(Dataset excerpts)
--

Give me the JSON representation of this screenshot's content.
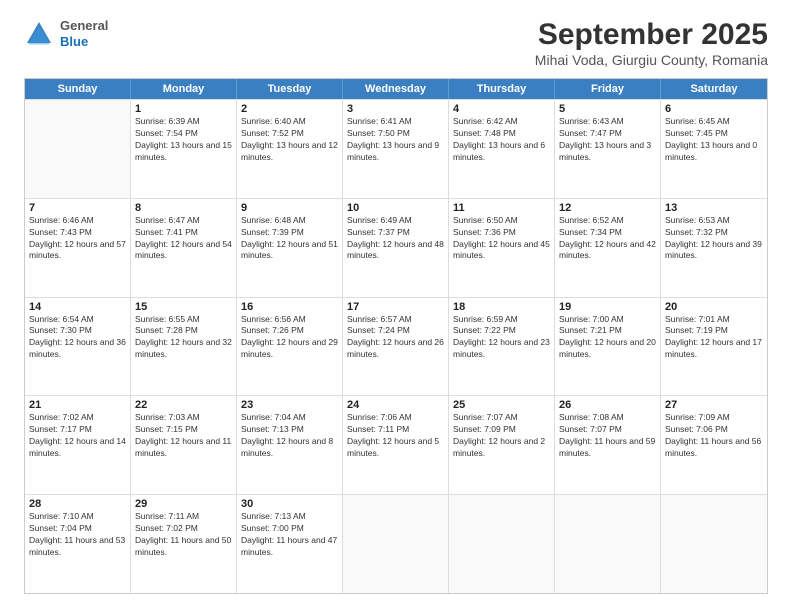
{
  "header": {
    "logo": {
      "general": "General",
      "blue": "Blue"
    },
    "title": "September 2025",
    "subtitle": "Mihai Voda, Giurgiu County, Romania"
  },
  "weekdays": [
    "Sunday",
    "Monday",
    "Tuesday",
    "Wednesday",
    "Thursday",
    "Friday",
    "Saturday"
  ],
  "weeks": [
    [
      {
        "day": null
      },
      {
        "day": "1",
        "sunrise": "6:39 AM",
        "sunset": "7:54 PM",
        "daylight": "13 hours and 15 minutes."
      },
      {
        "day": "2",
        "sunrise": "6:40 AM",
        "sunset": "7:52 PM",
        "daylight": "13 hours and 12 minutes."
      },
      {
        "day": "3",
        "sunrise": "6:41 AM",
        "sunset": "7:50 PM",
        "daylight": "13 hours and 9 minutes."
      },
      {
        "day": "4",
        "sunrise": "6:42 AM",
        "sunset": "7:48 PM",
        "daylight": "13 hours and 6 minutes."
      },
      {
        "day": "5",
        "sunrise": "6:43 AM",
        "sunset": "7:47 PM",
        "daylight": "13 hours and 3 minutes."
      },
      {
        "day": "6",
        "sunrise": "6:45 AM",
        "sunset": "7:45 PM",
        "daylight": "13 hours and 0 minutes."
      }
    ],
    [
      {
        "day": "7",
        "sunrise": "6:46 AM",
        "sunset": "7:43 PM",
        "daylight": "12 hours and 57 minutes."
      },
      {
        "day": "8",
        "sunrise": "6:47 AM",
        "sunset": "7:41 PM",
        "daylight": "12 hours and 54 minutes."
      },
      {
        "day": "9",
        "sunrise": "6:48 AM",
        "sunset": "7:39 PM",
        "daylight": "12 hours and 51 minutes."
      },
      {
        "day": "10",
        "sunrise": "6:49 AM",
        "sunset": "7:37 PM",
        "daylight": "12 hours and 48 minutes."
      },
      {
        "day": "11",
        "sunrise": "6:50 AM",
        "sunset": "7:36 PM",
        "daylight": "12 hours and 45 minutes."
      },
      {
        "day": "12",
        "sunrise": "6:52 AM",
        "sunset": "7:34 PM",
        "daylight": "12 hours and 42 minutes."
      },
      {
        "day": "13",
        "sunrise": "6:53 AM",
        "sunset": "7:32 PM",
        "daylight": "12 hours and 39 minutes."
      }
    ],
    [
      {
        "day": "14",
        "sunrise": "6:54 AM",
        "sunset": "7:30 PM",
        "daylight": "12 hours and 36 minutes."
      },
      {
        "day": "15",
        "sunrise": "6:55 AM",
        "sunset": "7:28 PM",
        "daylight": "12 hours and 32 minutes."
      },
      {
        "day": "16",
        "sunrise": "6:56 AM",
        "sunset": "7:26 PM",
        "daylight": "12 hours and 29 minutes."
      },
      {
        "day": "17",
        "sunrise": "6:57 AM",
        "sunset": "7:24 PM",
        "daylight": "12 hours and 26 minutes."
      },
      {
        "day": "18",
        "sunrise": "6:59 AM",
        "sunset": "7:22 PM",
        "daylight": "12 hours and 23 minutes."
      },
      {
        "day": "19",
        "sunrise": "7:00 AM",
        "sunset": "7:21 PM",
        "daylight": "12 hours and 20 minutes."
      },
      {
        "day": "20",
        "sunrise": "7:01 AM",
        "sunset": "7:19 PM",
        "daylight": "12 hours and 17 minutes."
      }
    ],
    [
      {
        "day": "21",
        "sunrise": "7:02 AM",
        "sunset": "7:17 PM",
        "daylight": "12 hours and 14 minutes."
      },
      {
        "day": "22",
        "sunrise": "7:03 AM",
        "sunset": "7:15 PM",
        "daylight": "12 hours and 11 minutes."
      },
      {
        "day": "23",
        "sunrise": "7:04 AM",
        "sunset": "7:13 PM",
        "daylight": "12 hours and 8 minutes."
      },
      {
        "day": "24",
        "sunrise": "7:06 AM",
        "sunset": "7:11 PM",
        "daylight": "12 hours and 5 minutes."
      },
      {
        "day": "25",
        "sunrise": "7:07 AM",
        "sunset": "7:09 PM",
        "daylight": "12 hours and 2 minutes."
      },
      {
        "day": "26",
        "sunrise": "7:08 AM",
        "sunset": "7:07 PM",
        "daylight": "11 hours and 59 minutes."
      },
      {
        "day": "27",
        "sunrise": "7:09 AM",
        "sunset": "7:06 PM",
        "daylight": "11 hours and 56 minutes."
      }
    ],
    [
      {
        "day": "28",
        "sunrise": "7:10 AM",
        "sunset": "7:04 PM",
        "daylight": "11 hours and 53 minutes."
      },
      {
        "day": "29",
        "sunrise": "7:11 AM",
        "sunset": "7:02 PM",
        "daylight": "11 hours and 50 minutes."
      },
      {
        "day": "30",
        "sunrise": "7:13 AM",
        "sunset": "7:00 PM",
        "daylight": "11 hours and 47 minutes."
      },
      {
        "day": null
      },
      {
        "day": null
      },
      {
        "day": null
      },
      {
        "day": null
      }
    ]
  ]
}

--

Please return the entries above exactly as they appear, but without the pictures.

Give me the JSON representation of this screenshot's content.
{
  "header": {
    "logo": {
      "general": "General",
      "blue": "Blue"
    },
    "title": "September 2025",
    "subtitle": "Mihai Voda, Giurgiu County, Romania"
  },
  "weekdays": [
    "Sunday",
    "Monday",
    "Tuesday",
    "Wednesday",
    "Thursday",
    "Friday",
    "Saturday"
  ],
  "weeks": [
    [
      {
        "day": null
      },
      {
        "day": "1",
        "sunrise": "6:39 AM",
        "sunset": "7:54 PM",
        "daylight": "13 hours and 15 minutes."
      },
      {
        "day": "2",
        "sunrise": "6:40 AM",
        "sunset": "7:52 PM",
        "daylight": "13 hours and 12 minutes."
      },
      {
        "day": "3",
        "sunrise": "6:41 AM",
        "sunset": "7:50 PM",
        "daylight": "13 hours and 9 minutes."
      },
      {
        "day": "4",
        "sunrise": "6:42 AM",
        "sunset": "7:48 PM",
        "daylight": "13 hours and 6 minutes."
      },
      {
        "day": "5",
        "sunrise": "6:43 AM",
        "sunset": "7:47 PM",
        "daylight": "13 hours and 3 minutes."
      },
      {
        "day": "6",
        "sunrise": "6:45 AM",
        "sunset": "7:45 PM",
        "daylight": "13 hours and 0 minutes."
      }
    ],
    [
      {
        "day": "7",
        "sunrise": "6:46 AM",
        "sunset": "7:43 PM",
        "daylight": "12 hours and 57 minutes."
      },
      {
        "day": "8",
        "sunrise": "6:47 AM",
        "sunset": "7:41 PM",
        "daylight": "12 hours and 54 minutes."
      },
      {
        "day": "9",
        "sunrise": "6:48 AM",
        "sunset": "7:39 PM",
        "daylight": "12 hours and 51 minutes."
      },
      {
        "day": "10",
        "sunrise": "6:49 AM",
        "sunset": "7:37 PM",
        "daylight": "12 hours and 48 minutes."
      },
      {
        "day": "11",
        "sunrise": "6:50 AM",
        "sunset": "7:36 PM",
        "daylight": "12 hours and 45 minutes."
      },
      {
        "day": "12",
        "sunrise": "6:52 AM",
        "sunset": "7:34 PM",
        "daylight": "12 hours and 42 minutes."
      },
      {
        "day": "13",
        "sunrise": "6:53 AM",
        "sunset": "7:32 PM",
        "daylight": "12 hours and 39 minutes."
      }
    ],
    [
      {
        "day": "14",
        "sunrise": "6:54 AM",
        "sunset": "7:30 PM",
        "daylight": "12 hours and 36 minutes."
      },
      {
        "day": "15",
        "sunrise": "6:55 AM",
        "sunset": "7:28 PM",
        "daylight": "12 hours and 32 minutes."
      },
      {
        "day": "16",
        "sunrise": "6:56 AM",
        "sunset": "7:26 PM",
        "daylight": "12 hours and 29 minutes."
      },
      {
        "day": "17",
        "sunrise": "6:57 AM",
        "sunset": "7:24 PM",
        "daylight": "12 hours and 26 minutes."
      },
      {
        "day": "18",
        "sunrise": "6:59 AM",
        "sunset": "7:22 PM",
        "daylight": "12 hours and 23 minutes."
      },
      {
        "day": "19",
        "sunrise": "7:00 AM",
        "sunset": "7:21 PM",
        "daylight": "12 hours and 20 minutes."
      },
      {
        "day": "20",
        "sunrise": "7:01 AM",
        "sunset": "7:19 PM",
        "daylight": "12 hours and 17 minutes."
      }
    ],
    [
      {
        "day": "21",
        "sunrise": "7:02 AM",
        "sunset": "7:17 PM",
        "daylight": "12 hours and 14 minutes."
      },
      {
        "day": "22",
        "sunrise": "7:03 AM",
        "sunset": "7:15 PM",
        "daylight": "12 hours and 11 minutes."
      },
      {
        "day": "23",
        "sunrise": "7:04 AM",
        "sunset": "7:13 PM",
        "daylight": "12 hours and 8 minutes."
      },
      {
        "day": "24",
        "sunrise": "7:06 AM",
        "sunset": "7:11 PM",
        "daylight": "12 hours and 5 minutes."
      },
      {
        "day": "25",
        "sunrise": "7:07 AM",
        "sunset": "7:09 PM",
        "daylight": "12 hours and 2 minutes."
      },
      {
        "day": "26",
        "sunrise": "7:08 AM",
        "sunset": "7:07 PM",
        "daylight": "11 hours and 59 minutes."
      },
      {
        "day": "27",
        "sunrise": "7:09 AM",
        "sunset": "7:06 PM",
        "daylight": "11 hours and 56 minutes."
      }
    ],
    [
      {
        "day": "28",
        "sunrise": "7:10 AM",
        "sunset": "7:04 PM",
        "daylight": "11 hours and 53 minutes."
      },
      {
        "day": "29",
        "sunrise": "7:11 AM",
        "sunset": "7:02 PM",
        "daylight": "11 hours and 50 minutes."
      },
      {
        "day": "30",
        "sunrise": "7:13 AM",
        "sunset": "7:00 PM",
        "daylight": "11 hours and 47 minutes."
      },
      {
        "day": null
      },
      {
        "day": null
      },
      {
        "day": null
      },
      {
        "day": null
      }
    ]
  ]
}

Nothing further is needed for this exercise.